Talent management is a hot topic in HR today. With the US Department of Labor projecting a 3 million worker shortfall by 2012 — with total jobs expected to jump nearly 15% over the decade while the workforce grows only 12% — it is increasingly urgent for companies to develop strategies for continuous recruitment of talented workers.
The shortage is expected to be particularly severe in service industries, which are projecting nearly 100% of this growth and already experiencing staff shortfalls, according to industry organizations such as the American Hospital Association.
Think Long Term
From the statistics, it’s clear that recruiters will continue to face challenges in the years and decades to come. While it’s important to be able to fill immediate needs, it’s also essential to take a strategic, long-term view of hiring so that you can maintain the health and growth of your organization into the future. Building a talent pipeline has never been so important!

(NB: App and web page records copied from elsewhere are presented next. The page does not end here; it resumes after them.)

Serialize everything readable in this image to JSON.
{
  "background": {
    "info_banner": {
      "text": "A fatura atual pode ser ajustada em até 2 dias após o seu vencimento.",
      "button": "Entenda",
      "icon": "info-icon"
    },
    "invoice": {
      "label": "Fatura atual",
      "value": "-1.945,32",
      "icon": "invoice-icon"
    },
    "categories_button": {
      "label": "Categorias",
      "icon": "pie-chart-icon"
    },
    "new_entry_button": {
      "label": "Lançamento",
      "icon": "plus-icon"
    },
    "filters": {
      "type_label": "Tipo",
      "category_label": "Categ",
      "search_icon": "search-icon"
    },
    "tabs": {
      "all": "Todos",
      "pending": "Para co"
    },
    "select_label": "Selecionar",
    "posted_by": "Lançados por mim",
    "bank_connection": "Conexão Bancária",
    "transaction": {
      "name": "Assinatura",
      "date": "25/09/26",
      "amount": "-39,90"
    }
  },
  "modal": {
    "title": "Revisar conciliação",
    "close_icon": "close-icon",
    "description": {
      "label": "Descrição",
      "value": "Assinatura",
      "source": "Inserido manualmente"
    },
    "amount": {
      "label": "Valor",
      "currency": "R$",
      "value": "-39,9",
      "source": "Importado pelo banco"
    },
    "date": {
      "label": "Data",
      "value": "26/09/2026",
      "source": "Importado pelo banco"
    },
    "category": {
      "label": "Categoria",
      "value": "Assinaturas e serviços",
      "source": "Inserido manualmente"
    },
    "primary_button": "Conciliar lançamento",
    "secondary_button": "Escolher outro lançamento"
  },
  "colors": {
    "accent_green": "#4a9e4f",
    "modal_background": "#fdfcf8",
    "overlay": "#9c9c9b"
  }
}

Whether you’re an internal or external recruiter, you can benefit from the strategy used by Roni Henderson to build a new recruiting practice from the ground up.
Transitioning from a 13-year career in logistics operations and management, she recently signed on with Baldwin Gilman, the largest executive search firm in Cincinnati. The company is on an aggressive growth path and added Henderson to develop a dedicated recruiting practice in her career specialty of transportation, logistics, and supply chain.
Professional Associations a Crucial Strategy
Henderson immediately began investigating trade associations affiliated with her target industry. She researched the organizations, their publications, and chapters in the Greater Cincinnati area to find those that promised the greatest return on her investment of time, energy, and membership dues. She zeroed in on two associations whose membership of logistics and supply chain executives is an exact fit for her needs.
Here’s how she’s putting this strategy to work:
- Industry knowledge: Henderson reads the association newsletters and journals to stay abreast of what’s going on the industry as well as future trends.
- Contacts: She also culls key names from journal articles as potential sources for candidates, for search assignments, or simply as networking contacts. Her membership allows her access to local, national, and even international directories of members along with their job titles and company names.
- Local presence: Henderson attends local meetings monthly and regional meetings occasionally. Her aim at these events is to build visibility for herself and her firm. She “talks the talk” with industry professionals, establishes her credibility and expertise, and finds out what their hiring needs are. When appropriate, she follows up later to discuss a possible assignment or determine interest in making a career move.
The strategy paid off almost immediately for Henderson, who located a candidate for a current position through her outreach to the professional association. “The relationship was essential,” she said. “Because he was only passively looking and didn’t want to jeopardize his current position, he wouldn’t have opened up to me if he hadn’t known me through the association.”
Do’s and Don’ts
Before jumping on the association bandwagon, be sure you understand these critical elements that will spell the success or failure of your efforts:
- Be constant. You can’t just show up at one meeting and “poach” the talent you find. Instead, commit to a long-term relationship, participate often, and understand that you might or might not have immediate results.
- Focus on members’ needs. Just as in any networking interaction, the more you focus on your audience and investigate their needs, the more credible and valued you will be.
- Interact with as many people as you can. Every meeting is an opportunity to meet new members. Don’t waste the opportunity by latching onto the people you already know or those you perceive as having the highest potential. Instead, make the rounds, establish your presence, and soak up information rather than talking about yourself.
- Look for opportunities to build visibility. You have knowledge about employment issues, hiring trends, employer needs, and more that is valuable to members. Volunteer to give an educational presentation once or twice a year. Members will come to recognize you as “the” recruiter for their industry.
Professional associations can be a doorway into the specific professions you most need to recruit. Study your talent needs, then identify the associations that offer the most potential. With the right approach and a commitment to a long-term relationship, this strategy offers high potential for building a talent pipeline for the challenging future.